Problem:
The entries below are to be repeated exactly, and their pictures left out.

################

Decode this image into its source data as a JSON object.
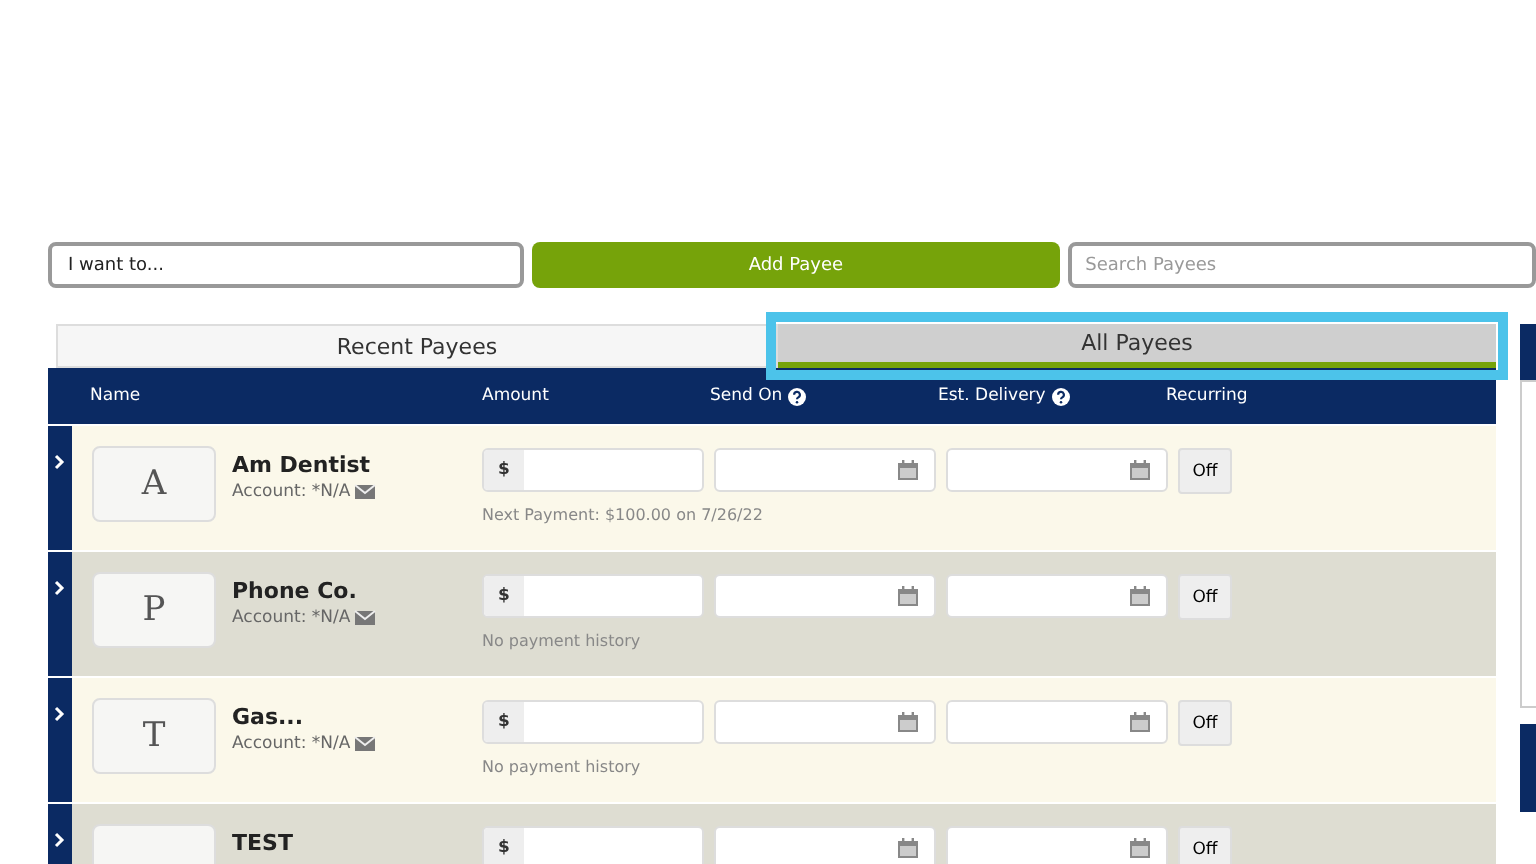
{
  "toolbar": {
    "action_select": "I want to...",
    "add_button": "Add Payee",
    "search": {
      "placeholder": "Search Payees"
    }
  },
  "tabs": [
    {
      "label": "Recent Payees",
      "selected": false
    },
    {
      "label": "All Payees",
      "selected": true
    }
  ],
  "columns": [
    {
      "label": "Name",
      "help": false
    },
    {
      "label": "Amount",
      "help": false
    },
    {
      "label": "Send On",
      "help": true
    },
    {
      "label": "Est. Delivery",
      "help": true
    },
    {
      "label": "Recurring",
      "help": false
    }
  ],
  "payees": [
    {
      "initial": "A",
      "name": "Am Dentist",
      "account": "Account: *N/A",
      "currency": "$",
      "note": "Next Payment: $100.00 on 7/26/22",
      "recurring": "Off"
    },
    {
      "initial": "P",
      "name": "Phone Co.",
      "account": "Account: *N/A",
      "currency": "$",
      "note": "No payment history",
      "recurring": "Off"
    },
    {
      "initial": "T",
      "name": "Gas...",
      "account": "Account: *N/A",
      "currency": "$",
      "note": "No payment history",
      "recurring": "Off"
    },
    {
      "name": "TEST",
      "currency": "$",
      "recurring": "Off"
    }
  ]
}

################

Result of this task:
Decode this image into its source data as a JSON object.
{
  "toolbar": {
    "action_select": "I want to...",
    "add_button": "Add Payee",
    "search": {
      "placeholder": "Search Payees"
    }
  },
  "tabs": [
    {
      "label": "Recent Payees",
      "selected": false
    },
    {
      "label": "All Payees",
      "selected": true
    }
  ],
  "columns": [
    {
      "label": "Name",
      "help": false
    },
    {
      "label": "Amount",
      "help": false
    },
    {
      "label": "Send On",
      "help": true
    },
    {
      "label": "Est. Delivery",
      "help": true
    },
    {
      "label": "Recurring",
      "help": false
    }
  ],
  "payees": [
    {
      "initial": "A",
      "name": "Am Dentist",
      "account": "Account: *N/A",
      "currency": "$",
      "note": "Next Payment: $100.00 on 7/26/22",
      "recurring": "Off"
    },
    {
      "initial": "P",
      "name": "Phone Co.",
      "account": "Account: *N/A",
      "currency": "$",
      "note": "No payment history",
      "recurring": "Off"
    },
    {
      "initial": "T",
      "name": "Gas...",
      "account": "Account: *N/A",
      "currency": "$",
      "note": "No payment history",
      "recurring": "Off"
    },
    {
      "name": "TEST",
      "currency": "$",
      "recurring": "Off"
    }
  ]
}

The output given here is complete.